Facilitating online discussions introduced another challenge. Even though we had over five hundred people listed as members of the community of practice, most discussion centred around the preparation of face-to-face workshops. It was often difficult to get members to participate more actively, even though we tried to address this by organising a course for online facilitators and by identifying “lead facilitators” in the different regions.
While it is difficult to demonstrate the results of a project after a relatively short period of time, three years on we can already say that the project is displaying positive results: we were able to complete more than 120 experience capitalisation processes with more than 450 participants.
The results of these different processes have been presented at different events including an international conference organised by Wageningen University (Abril 2018); the IFAD regional consultation meeting for West Africa in Mauritania, and the African Evaluation Association’s biannual conference in Abidjan.
Most significantly, the experience has validated the approach taken and confirmed the need to follow specific steps. The process we followed showed that we should continue to support and strengthen the community of practice and support the champions who are now responsible for facilitating processes in the different regions, and that we need to improve the links with existing monitoring and evaluation processes already used by projects or organisations. More broadly, it revealed what works and what does not in the facilitation of an experience capitalisation process. On this basis, we were able to make specific recommendations.
All of this was recorded in a guide that was published in English and French. As the principal fruit of our efforts to validate our approach, the guide reveals what we have learnt and what we would recommend to others seeking to organise and support an experience capitalisation process: how to prepare it; how to help others interested in the approach to become involved; what to pay attention to during the face-to-face and online capacity-development sessions; how to boost the adoption of the key ideas of the process; and how to support the institutionalisation of the approach.
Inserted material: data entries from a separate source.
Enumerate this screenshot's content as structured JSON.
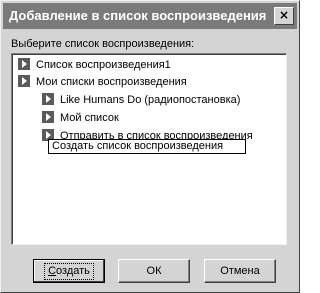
{
  "window": {
    "title": "Добавление в список воспроизведения",
    "close_label": "×"
  },
  "prompt": {
    "label": "Выберите список воспроизведения:"
  },
  "tree": {
    "items": [
      {
        "label": "Список воспроизведения1",
        "level": 0,
        "icon": "playlist-icon"
      },
      {
        "label": "Мои списки воспроизведения",
        "level": 0,
        "icon": "playlist-icon"
      },
      {
        "label": "Like Humans Do (радиопостановка)",
        "level": 1,
        "icon": "playlist-icon"
      },
      {
        "label": "Мой список",
        "level": 1,
        "icon": "playlist-icon"
      },
      {
        "label": "Отправить в список воспроизведения",
        "level": 1,
        "icon": "playlist-icon"
      }
    ],
    "new_item_edit_value": "Создать список воспроизведения"
  },
  "buttons": {
    "create_underline": "С",
    "create_rest": "оздать",
    "ok": "ОК",
    "cancel": "Отмена"
  }
}
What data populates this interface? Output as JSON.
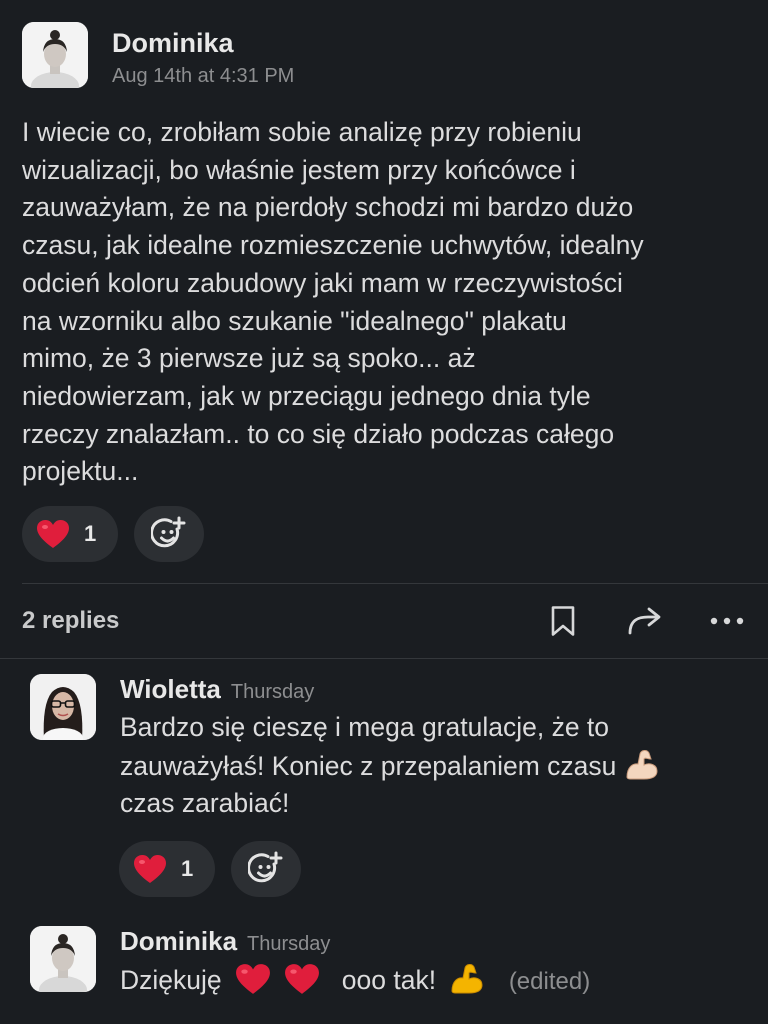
{
  "post": {
    "author": "Dominika",
    "time": "Aug 14th at 4:31 PM",
    "body": "I wiecie co, zrobiłam sobie analizę przy robieniu\nwizualizacji, bo właśnie jestem przy końcówce i\nzauważyłam, że na pierdoły schodzi mi bardzo dużo\nczasu, jak idealne rozmieszczenie uchwytów, idealny\nodcień koloru zabudowy jaki mam w rzeczywistości\nna wzorniku albo szukanie \"idealnego\" plakatu\nmimo, że 3 pierwsze już są spoko... aż\nniedowierzam, jak w przeciągu jednego dnia tyle\nrzeczy znalazłam.. to co się działo podczas całego\nprojektu...",
    "reaction": {
      "icon": "heart-emoji",
      "count": "1"
    }
  },
  "replies_bar": {
    "label": "2 replies",
    "icons": [
      "bookmark-icon",
      "share-icon",
      "more-icon"
    ]
  },
  "replies": [
    {
      "author": "Wioletta",
      "time": "Thursday",
      "text_line1": "Bardzo się cieszę i mega gratulacje, że to",
      "text_line2": "zauważyłaś! Koniec z przepalaniem czasu",
      "text_line3": "czas zarabiać!",
      "emoji": "flexed-biceps-light",
      "reaction": {
        "icon": "heart-emoji",
        "count": "1"
      }
    },
    {
      "author": "Dominika",
      "time": "Thursday",
      "text_start": "Dziękuję",
      "text_mid": "ooo tak!",
      "edited": "(edited)"
    }
  ],
  "colors": {
    "background": "#1a1d21",
    "pill": "#2c2f33",
    "heart": "#e01e3c",
    "muted": "#8d8e90"
  }
}
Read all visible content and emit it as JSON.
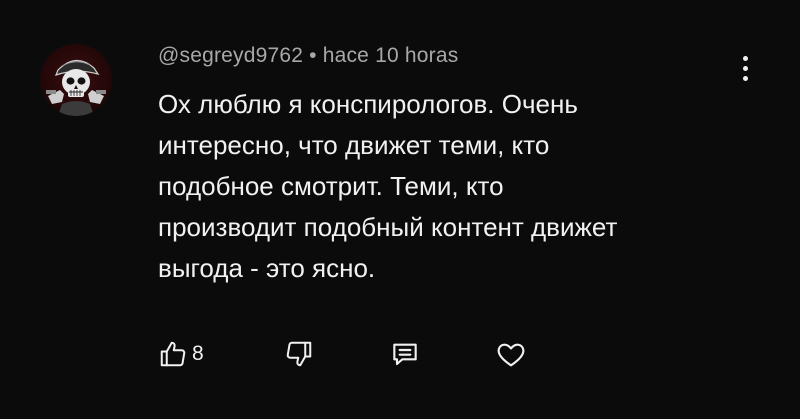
{
  "comment": {
    "author": "@segreyd9762",
    "separator": "•",
    "timestamp": "hace 10 horas",
    "text_lines": [
      "Ох люблю я конспирологов. Очень",
      "интересно, что движет теми, кто",
      "подобное смотрит. Теми, кто",
      "производит подобный контент движет",
      "выгода - это ясно."
    ],
    "like_count": "8"
  },
  "icons": {
    "avatar": "skull-avatar-icon",
    "more": "more-vertical-icon",
    "like": "thumbs-up-icon",
    "dislike": "thumbs-down-icon",
    "reply": "reply-comment-icon",
    "heart": "heart-icon"
  },
  "colors": {
    "background": "#0b0b0b",
    "text": "#f1f1f1",
    "meta_text": "#a8a8a8"
  }
}
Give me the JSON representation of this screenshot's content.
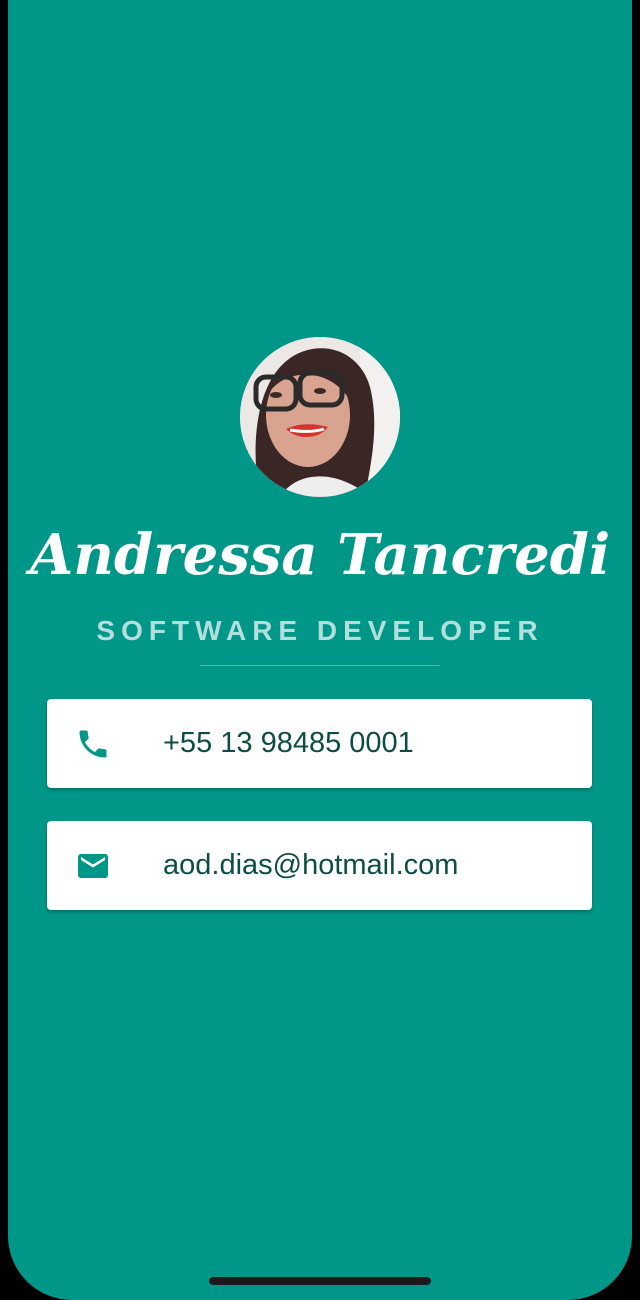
{
  "profile": {
    "name": "Andressa Tancredi",
    "title": "SOFTWARE DEVELOPER"
  },
  "contacts": [
    {
      "type": "phone",
      "icon": "phone-icon",
      "value": "+55 13 98485 0001"
    },
    {
      "type": "email",
      "icon": "mail-icon",
      "value": "aod.dias@hotmail.com"
    }
  ],
  "colors": {
    "background": "#009688",
    "card": "#ffffff",
    "text": "#0d4d45",
    "subtitle": "#b2dfdb"
  }
}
The principal lesson, however, is that “learning by doing” is far from being an approach that must be followed to the letter. Each process will be different and facilitators should adapt their work to the context and participants in question. This requires in-depth prior preparation, but also the ability to continually improvise and adapt plans. Only in this way will it be possible to ensure the involvement of all participants, develop their capacity, and provide support and motivation -all aspects that are crucial if the work is to produce helpful results. It is vital that “learning by doing” processes continue and that they generate new lessons and recommendations that will inspire other facilitators. Our job now is to continue to document and share all this.